PROBLEM TO WORK ON —
Once you find a line containing the word "icon" in the entries below, copy it.

INFORMATION SUPPLIED —
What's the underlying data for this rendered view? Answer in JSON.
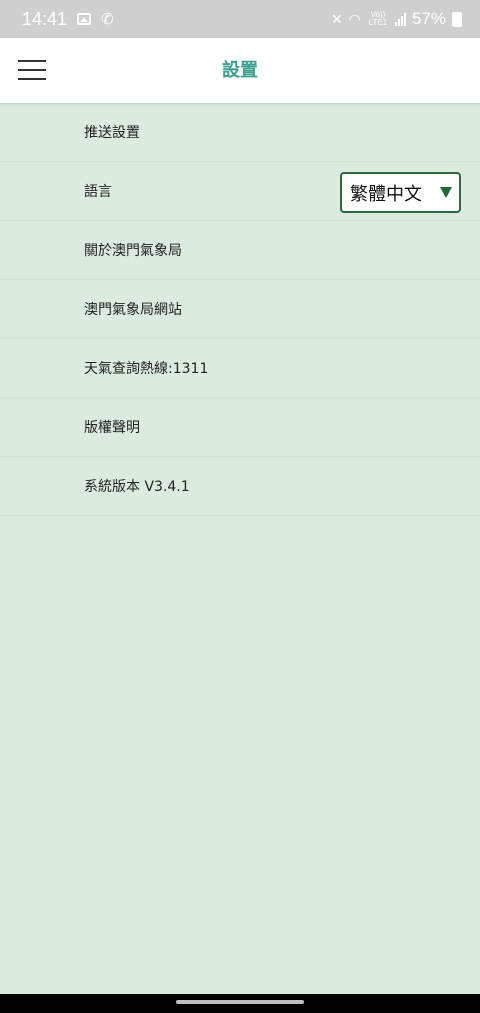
{
  "status_bar": {
    "time": "14:41",
    "lte_label": "Vo)) LTE1",
    "battery": "57%",
    "color": "#ffffff",
    "background": "#cfcfcf"
  },
  "header": {
    "title": "設置",
    "title_color": "#3aa08f",
    "menu_icon": "hamburger-menu-icon"
  },
  "settings": {
    "background": "#dcebe0",
    "items": [
      {
        "label": "推送設置"
      },
      {
        "label": "語言"
      },
      {
        "label": "關於澳門氣象局"
      },
      {
        "label": "澳門氣象局網站"
      },
      {
        "label": "天氣查詢熱線:1311"
      },
      {
        "label": "版權聲明"
      },
      {
        "label": "系統版本 V3.4.1"
      }
    ],
    "language_select": {
      "value": "繁體中文",
      "border_color": "#2e6b3a",
      "caret_icon": "dropdown-caret-icon"
    }
  }
}
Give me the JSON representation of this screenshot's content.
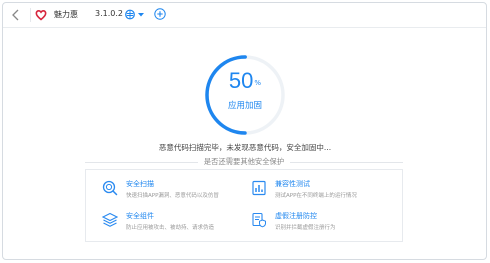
{
  "app": {
    "name": "魅力惠",
    "version": "3.1.0.2",
    "platform_icon": "android-icon",
    "brand_color": "#d7263d"
  },
  "progress": {
    "percent": 50,
    "symbol": "%",
    "label": "应用加固",
    "fraction": 0.5,
    "color": "#1e86ef"
  },
  "status_text": "恶意代码扫描完毕，未发现恶意代码，安全加固中...",
  "prompt": "是否还需要其他安全保护",
  "features": [
    {
      "title": "安全扫描",
      "desc": "快速扫描APP漏洞、恶意代码以及仿冒",
      "icon": "scan-icon"
    },
    {
      "title": "兼容性测试",
      "desc": "测试APP在不同终端上的运行情况",
      "icon": "compat-icon"
    },
    {
      "title": "安全组件",
      "desc": "防止应用被攻击、被劫持、请求伪造",
      "icon": "layers-icon"
    },
    {
      "title": "虚假注册防控",
      "desc": "识别并拦截虚假注册行为",
      "icon": "shield-icon"
    }
  ]
}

SOLUTION —
    "menu_icon": "hamburger-menu-icon"
      "caret_icon": "dropdown-caret-icon"
    "platform_icon": "android-icon",
      "icon": "scan-icon"
      "icon": "compat-icon"
      "icon": "layers-icon"
      "icon": "shield-icon"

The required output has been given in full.